Townsend’s side had led 7-3 at the midway point of the first half, with Huw Jones scoring his fourth try of the tournament. Ireland responded with a score from Mack Hansen and were 8-7 ahead at the turn but they took control after the break, with two tries in five minutes from James Lowe and Jack Conan.
“I am very disappointed with that second half,” said Townsend. “The first half was a very good Test match that went end to end. I felt we were on it. The players were a bit deflated that they were not leading at half time but that happens. We managed to stop Ireland scoring a couple of times in the first half and a couple of times they stopped us. It is just disappointing that the second half was not as competitive or with the same energy level from us and Ireland got ahead. We chased the game, maybe we had to, maybe it was too early to chase the game, but we were not happy with that last 15 minutes of our performance.”

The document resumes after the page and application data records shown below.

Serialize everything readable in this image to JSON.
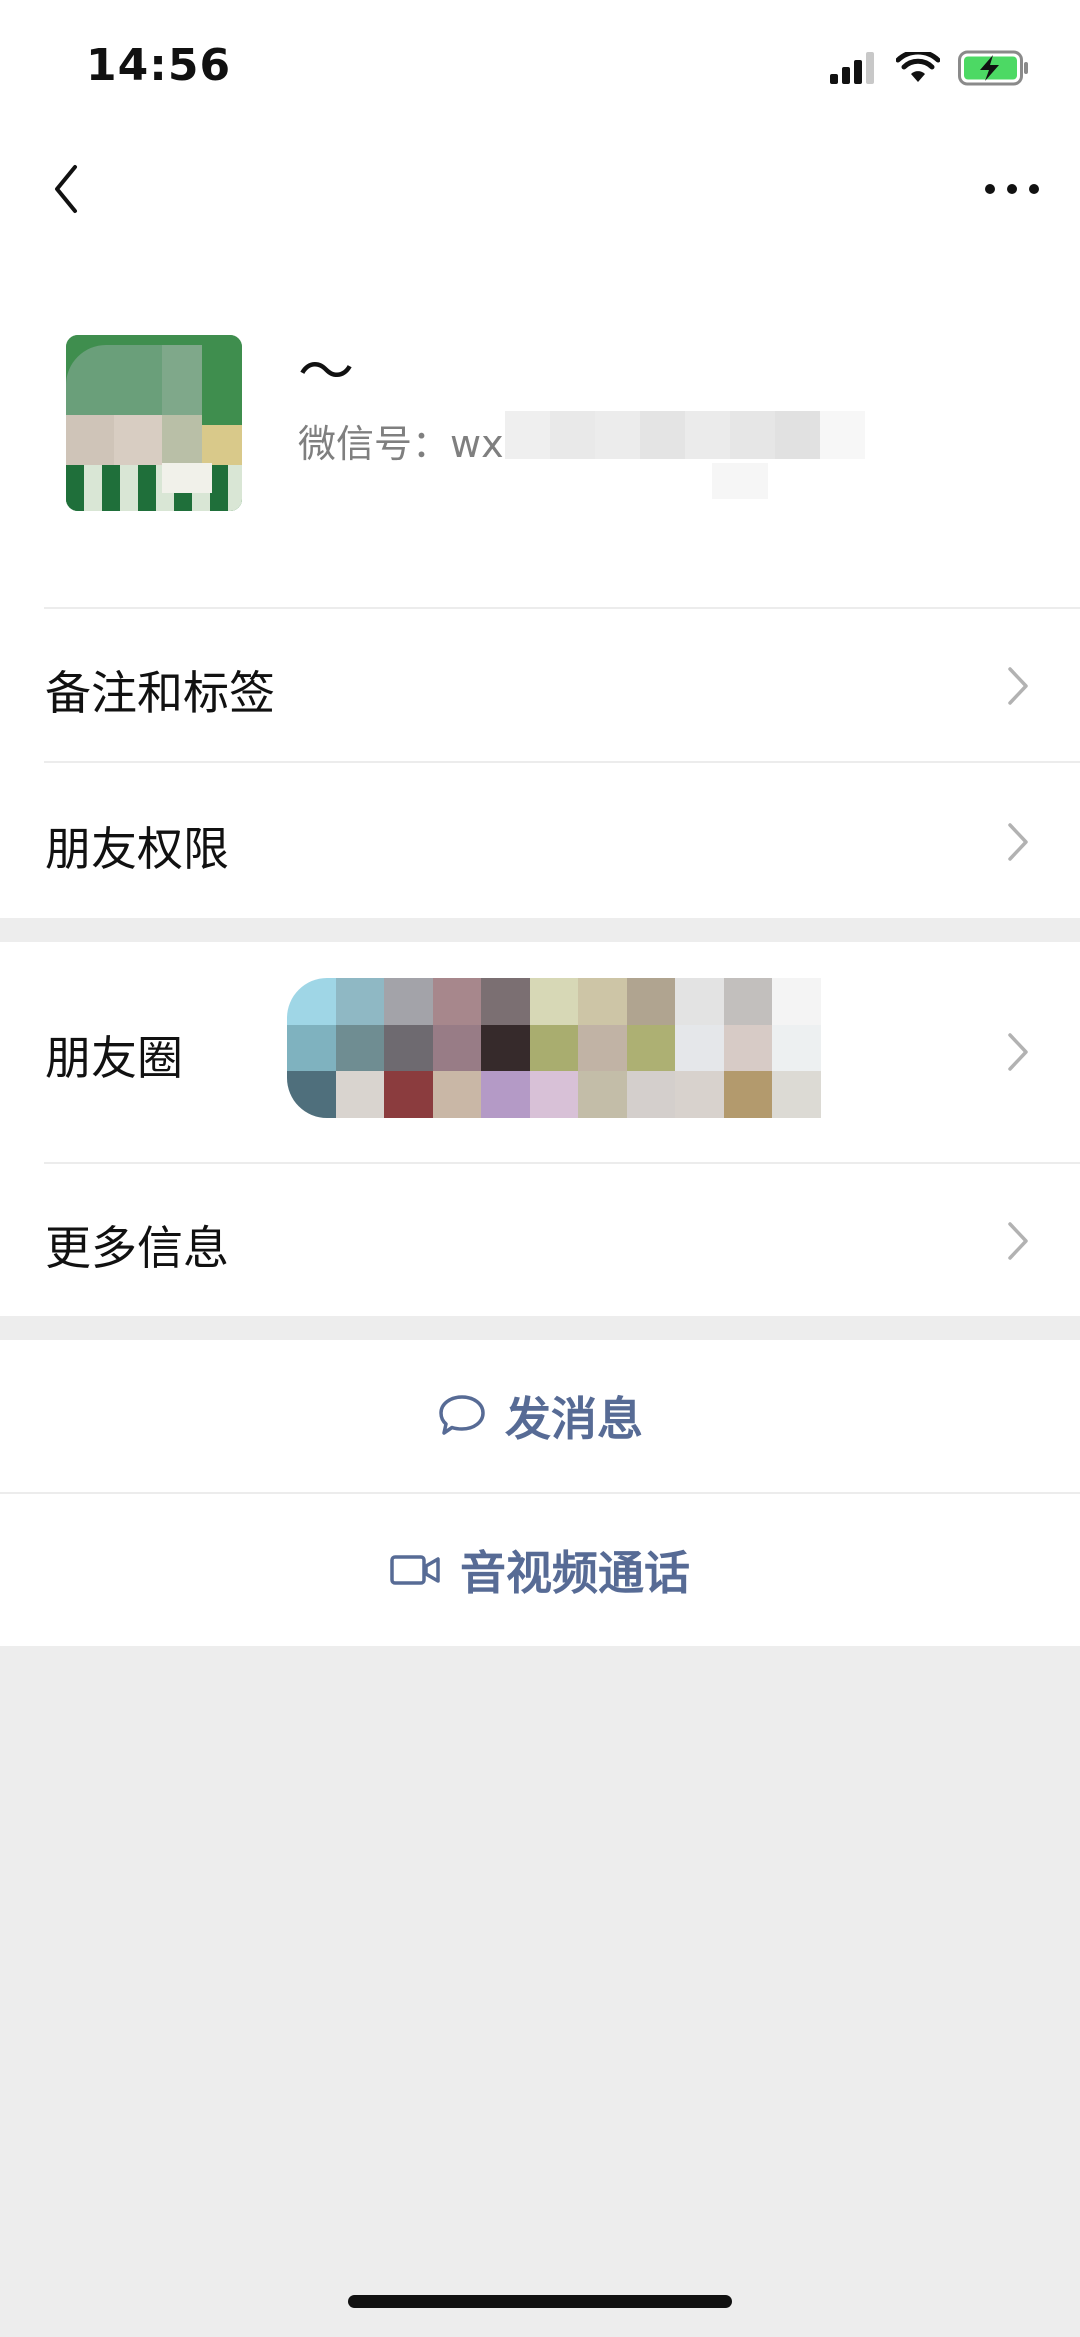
{
  "status_bar": {
    "time": "14:56"
  },
  "nav": {
    "back_icon": "chevron-left-icon",
    "more_icon": "ellipsis-icon"
  },
  "profile": {
    "nickname": "～",
    "wechat_id_label": "微信号：wx"
  },
  "menu": {
    "remarks_tags": "备注和标签",
    "friend_permissions": "朋友权限",
    "moments": "朋友圈",
    "more_info": "更多信息"
  },
  "actions": {
    "send_message": "发消息",
    "voice_video_call": "音视频通话"
  },
  "colors": {
    "link_blue": "#576b95",
    "background_gray": "#ededed",
    "battery_green": "#4cd964"
  }
}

The Scotland coach denied that his decision to take off props Pierre Schoeman and Zander Fagerson halted his side’s momentum. Both had been energetic and aggressive in the first 53 minutes, particularly Schoeman. “I felt our energy was dropping right throughout the team and in the forwards with the amount of work they did in that first half,” added Townsend. “Whether they could play another, five, ten minutes at that level… it was the decision I made in the coaching box.”
Scotland lost Richie Gray after only six minutes, the second row seeming to suffer a popped rib. Hogg, playing his 100th game for Scotland, went off after 64 minutes after injuring his ankle, and Russell limped off near the end. Ireland also suffered, losing both their hookers, Dan Sheehan and Ronan Kelleher. Cian Healy, a third prop, filled in at the scrums, and flanker Josh van der Flier had to throw in at the lineouts. Townsend felt Scotland failed to capitalise on it. “That was a missed opportunity, we did not put more pressure on a less traditional thrower,” he said.
“I felt the whole of the second half we were not at the level we had been in the first half. It was disappointing in defence, it was disappointing in attack and we were passive at times and we lost the contact in the second half. We had been so good in the contact in the first half. I do feel that the first half was such a high level of pace and energy that both teams were not replicating that at the beginning of the second half. Ireland got confidence from going ahead and we started forcing things. We were a lot poorer in that last quarter in particular.”